“I was chairman for two days, and jets with my engines hit a building I insured, which was covered by a network I owned,” he says.
To top it off, Immelt had just inherited the reins of what is, by market capitalization, the world’s largest company—and from one of the most venerated of industry captains no less: corporate management guru Jack Welch.
Almost four years later, having carried the company through a weak economy battered by corporate scandals and a lack of consumer confidence, Immelt has survived, albeit sustaining a sharp plunge in G.E.’s market value since 2001.
“We’ve been through tough times before. Lots of them,” he told shareholders in April 2002. “And when we’ve hit those rough patches, one thing always happens: we always come out a stronger and better company. This time will be no different.”
AT THE HELM

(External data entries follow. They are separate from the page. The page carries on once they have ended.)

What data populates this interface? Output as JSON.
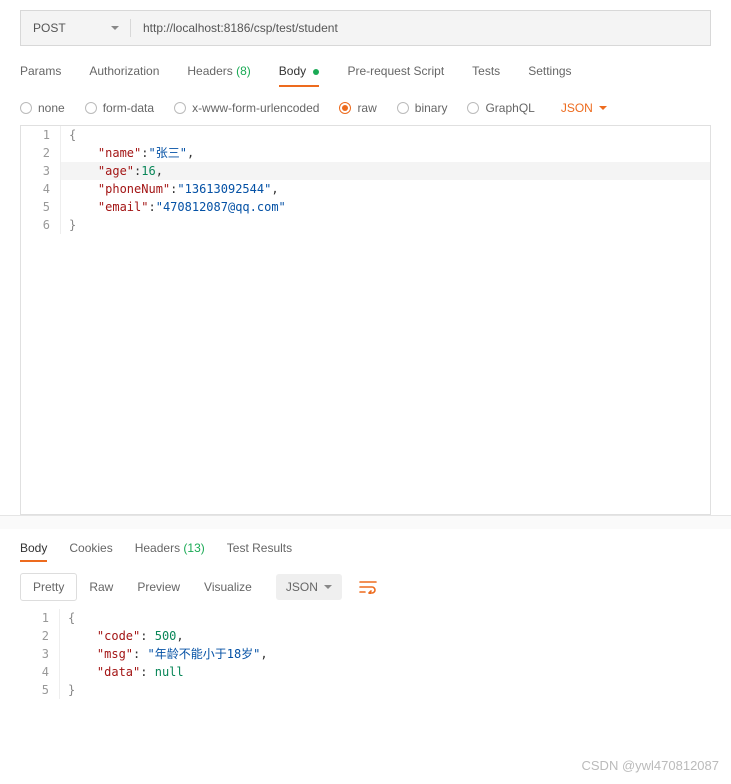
{
  "request": {
    "method": "POST",
    "url_value": "http://localhost:8186/csp/test/student"
  },
  "tabs": {
    "params": "Params",
    "auth": "Authorization",
    "headers_label": "Headers",
    "headers_count": "(8)",
    "body": "Body",
    "prerequest": "Pre-request Script",
    "tests": "Tests",
    "settings": "Settings"
  },
  "body_options": {
    "none": "none",
    "formdata": "form-data",
    "xwww": "x-www-form-urlencoded",
    "raw": "raw",
    "binary": "binary",
    "graphql": "GraphQL",
    "format": "JSON"
  },
  "request_body_lines": [
    {
      "n": "1",
      "html": "<span class='tok-brace'>{</span>"
    },
    {
      "n": "2",
      "html": "    <span class='tok-key'>\"name\"</span><span class='tok-punc'>:</span><span class='tok-string'>\"张三\"</span><span class='tok-punc'>,</span>"
    },
    {
      "n": "3",
      "html": "    <span class='tok-key'>\"age\"</span><span class='tok-punc'>:</span><span class='tok-number'>16</span><span class='tok-punc'>,</span>",
      "hl": true
    },
    {
      "n": "4",
      "html": "    <span class='tok-key'>\"phoneNum\"</span><span class='tok-punc'>:</span><span class='tok-string'>\"13613092544\"</span><span class='tok-punc'>,</span>"
    },
    {
      "n": "5",
      "html": "    <span class='tok-key'>\"email\"</span><span class='tok-punc'>:</span><span class='tok-string'>\"470812087@qq.com\"</span>"
    },
    {
      "n": "6",
      "html": "<span class='tok-brace'>}</span>"
    }
  ],
  "result_tabs": {
    "body": "Body",
    "cookies": "Cookies",
    "headers_label": "Headers",
    "headers_count": "(13)",
    "tests": "Test Results"
  },
  "view_bar": {
    "pretty": "Pretty",
    "raw": "Raw",
    "preview": "Preview",
    "visualize": "Visualize",
    "format": "JSON"
  },
  "response_body_lines": [
    {
      "n": "1",
      "html": "<span class='tok-brace'>{</span>"
    },
    {
      "n": "2",
      "html": "    <span class='tok-key'>\"code\"</span><span class='tok-punc'>:</span> <span class='tok-number'>500</span><span class='tok-punc'>,</span>"
    },
    {
      "n": "3",
      "html": "    <span class='tok-key'>\"msg\"</span><span class='tok-punc'>:</span> <span class='tok-string'>\"年龄不能小于18岁\"</span><span class='tok-punc'>,</span>"
    },
    {
      "n": "4",
      "html": "    <span class='tok-key'>\"data\"</span><span class='tok-punc'>:</span> <span class='tok-null'>null</span>"
    },
    {
      "n": "5",
      "html": "<span class='tok-brace'>}</span>"
    }
  ],
  "watermark": "CSDN @ywl470812087"
}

By the time Immelt took over from Welch in 2001, he had shadowed the legendary CEO for nine months and beaten two other people to the top job.

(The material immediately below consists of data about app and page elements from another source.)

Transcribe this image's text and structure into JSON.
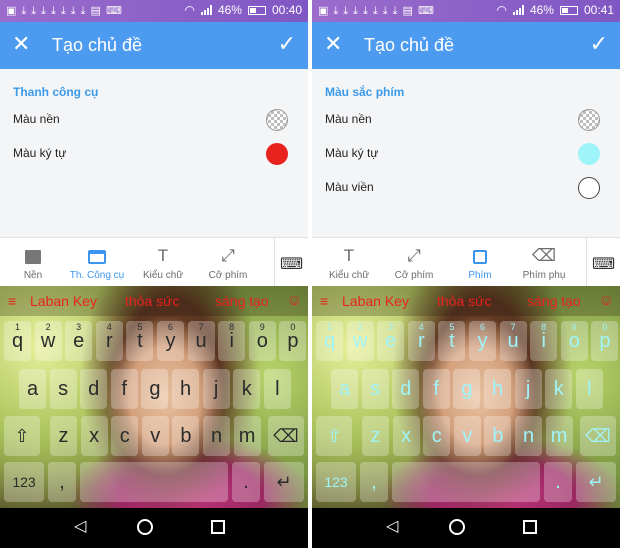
{
  "left": {
    "status": {
      "battery": "46%",
      "time": "00:40",
      "battery_level": 0.46
    },
    "appbar": {
      "title": "Tạo chủ đề"
    },
    "section_title": "Thanh công cụ",
    "rows": [
      {
        "label": "Màu nền",
        "swatch": "transparent"
      },
      {
        "label": "Màu ký tự",
        "swatch": "#e8231f"
      }
    ],
    "tabs": [
      {
        "label": "Nền",
        "icon": "image-icon"
      },
      {
        "label": "Th. Công cụ",
        "icon": "toolbar-icon",
        "active": true
      },
      {
        "label": "Kiểu chữ",
        "icon": "font-icon"
      },
      {
        "label": "Cỡ phím",
        "icon": "resize-icon"
      }
    ],
    "keyboard": {
      "label_color": "#e8231f",
      "key_color": "#2b2b2b",
      "suggestions": [
        "Laban Key",
        "thỏa sức",
        "sáng tạo"
      ],
      "hints": [
        "1",
        "2",
        "3",
        "4",
        "5",
        "6",
        "7",
        "8",
        "9",
        "0"
      ],
      "row1": [
        "q",
        "w",
        "e",
        "r",
        "t",
        "y",
        "u",
        "i",
        "o",
        "p"
      ],
      "row2": [
        "a",
        "s",
        "d",
        "f",
        "g",
        "h",
        "j",
        "k",
        "l"
      ],
      "row3": [
        "z",
        "x",
        "c",
        "v",
        "b",
        "n",
        "m"
      ],
      "num_label": "123",
      "comma": ",",
      "period": "."
    }
  },
  "right": {
    "status": {
      "battery": "46%",
      "time": "00:41",
      "battery_level": 0.46
    },
    "appbar": {
      "title": "Tạo chủ đề"
    },
    "section_title": "Màu sắc phím",
    "rows": [
      {
        "label": "Màu nền",
        "swatch": "transparent"
      },
      {
        "label": "Màu ký tự",
        "swatch": "#9ff4f9"
      },
      {
        "label": "Màu viền",
        "swatch": "#ffffff"
      }
    ],
    "tabs": [
      {
        "label": "Kiểu chữ",
        "icon": "font-icon"
      },
      {
        "label": "Cỡ phím",
        "icon": "resize-icon"
      },
      {
        "label": "Phím",
        "icon": "key-icon",
        "active": true
      },
      {
        "label": "Phím phụ",
        "icon": "backspace-icon"
      }
    ],
    "keyboard": {
      "label_color": "#e8231f",
      "key_color": "#9ff4f9",
      "suggestions": [
        "Laban Key",
        "thỏa sức",
        "sáng tạo"
      ],
      "hints": [
        "1",
        "2",
        "3",
        "4",
        "5",
        "6",
        "7",
        "8",
        "9",
        "0"
      ],
      "row1": [
        "q",
        "w",
        "e",
        "r",
        "t",
        "y",
        "u",
        "i",
        "o",
        "p"
      ],
      "row2": [
        "a",
        "s",
        "d",
        "f",
        "g",
        "h",
        "j",
        "k",
        "l"
      ],
      "row3": [
        "z",
        "x",
        "c",
        "v",
        "b",
        "n",
        "m"
      ],
      "num_label": "123",
      "comma": ",",
      "period": "."
    }
  }
}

Benson P. Shapiro, McNair professor of marketing, emeritus, at the Harvard Business School (HBS), explains the contrast between Immelt and his predecessor Welch.
“Welch was a very good operator... he emphasized execution and implementation. I think Jeff is trying to add innovation to that mix.”

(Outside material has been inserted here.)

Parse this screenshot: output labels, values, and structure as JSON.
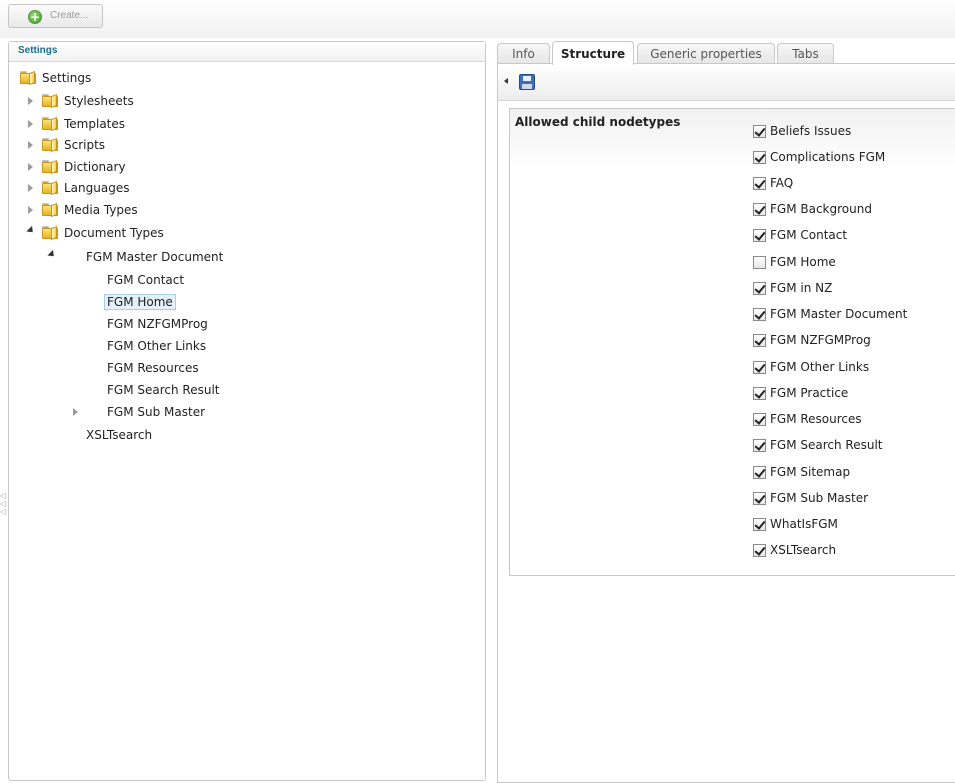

Since being elected as CEO of G.E., Immelt, who is the ninth chairman of the $400 billion company, has especially emphasized innovation. His main strategy has been to introduce a company-wide strategy called “Imaginative Breakthroughs,” which financially encourages research into new projects and products. Five billion dollars, to be spent over the next four years, will go toward such projects as fuel-efficient locomotives and portable ultrasounds.
Immelt’s 2002 decision to treat employee stock options as an expenditure drew industry-wide accolades, as colleagues praised his commitment to fiscal responsibility.
And, by the numbers, Immelt’s changes seem to be paying off. G.E. recently achieved record first-quarter earnings of $4 billion, up from the $3.2 billion during the same period in 2004. The company not only weathered the post-Sept. 11 economy, but actually gained $381 million during this time.
CLIMBING THE LADDER
Immelt’s rise to the top of G.E. started in 1982, when the company hired him fresh out of HBS.
He began in corporate marketing and moved among the plastics, medical systems, and appliances divisions. Twenty- six years later, he became the president and CEO of the medical systems department, which is today a $12-billion leader in the health-care industry.
Despite Immelt’s winning streak, he encountered setbacks.